The present invention may be driven by any appropriate heretofore known power supplies (which include control electronics and solid state switching components).
In operation, referring to FIG. 3, the container 100 approaches the multiple head sealing unit 10 by traveling along a conveyor 300. As the container passes beneath the unit 10, the container first passes beneath the initial sealing head 132 a and moves perpendicular to a first ferrite wall 210; continues forward in the workflow direction 127 and passes beneath an initial channel region 220, then approaches a trailing ferrite wall 230; then past the gap G; then beneath at least a second leading ferrite wall 240, continuing through a second channel region 25, then a second trailing ferrite wall 260 and continues the above pattern for each head 132 utilized. By moving as described above, the container 100 to be sealed experiences a constantly changing electromagnetic field so as to insure that no one point is either over heated or insufficiently heated.
Referring to FIGS. 8 and 9, there is shown an alternative embodiment in which three sealing heads (810, 820 and 830 respectively) are aligned so that the open ends of the channel-shaped cores are parallel with the workflow direction 800 of the containers 100. Gaps G between the cores serve to isolate each core from the others. Litz wire coil 840 is disposed against the cores (810, 820 and 830) to direct the electromagnetic field as discussed above. As the container 100 moves along conveyor 300, container 100 experiences a changing inductive field which moderates the formation of hot and cold spots.

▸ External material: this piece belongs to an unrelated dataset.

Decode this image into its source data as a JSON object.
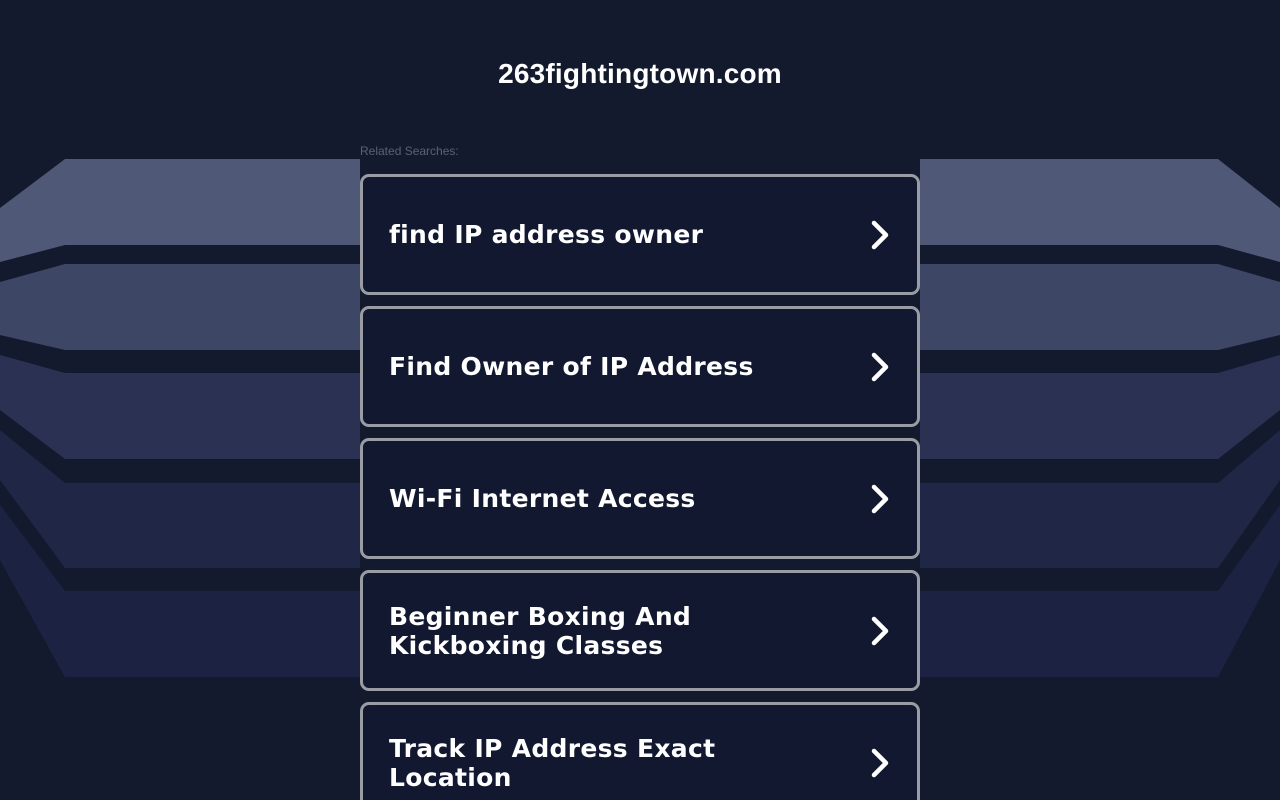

Of course, although the invention is discussed in terms of sealing a container having a foil liner and a cap, it would be clear to one skilled in the art that other embodiments are possible within the scope of the present invention that would seal or heat other workpieces, not necessarily containers. The present invention works by inducing an electromagnetic field in a workpiece which cause that workpiece to heat up. Other embodiments which for example, seal a metal container by melting a solder material are within the scope of the present invention and merely represent particular uses of the present invention.
The foregoing description of the preferred embodiment of the invention has been presented for the purposes of illustration and description. It is not intended to be exhaustive or to limit the invention to the precise form disclosed. Many modifications and variations are possible in light of the above teaching.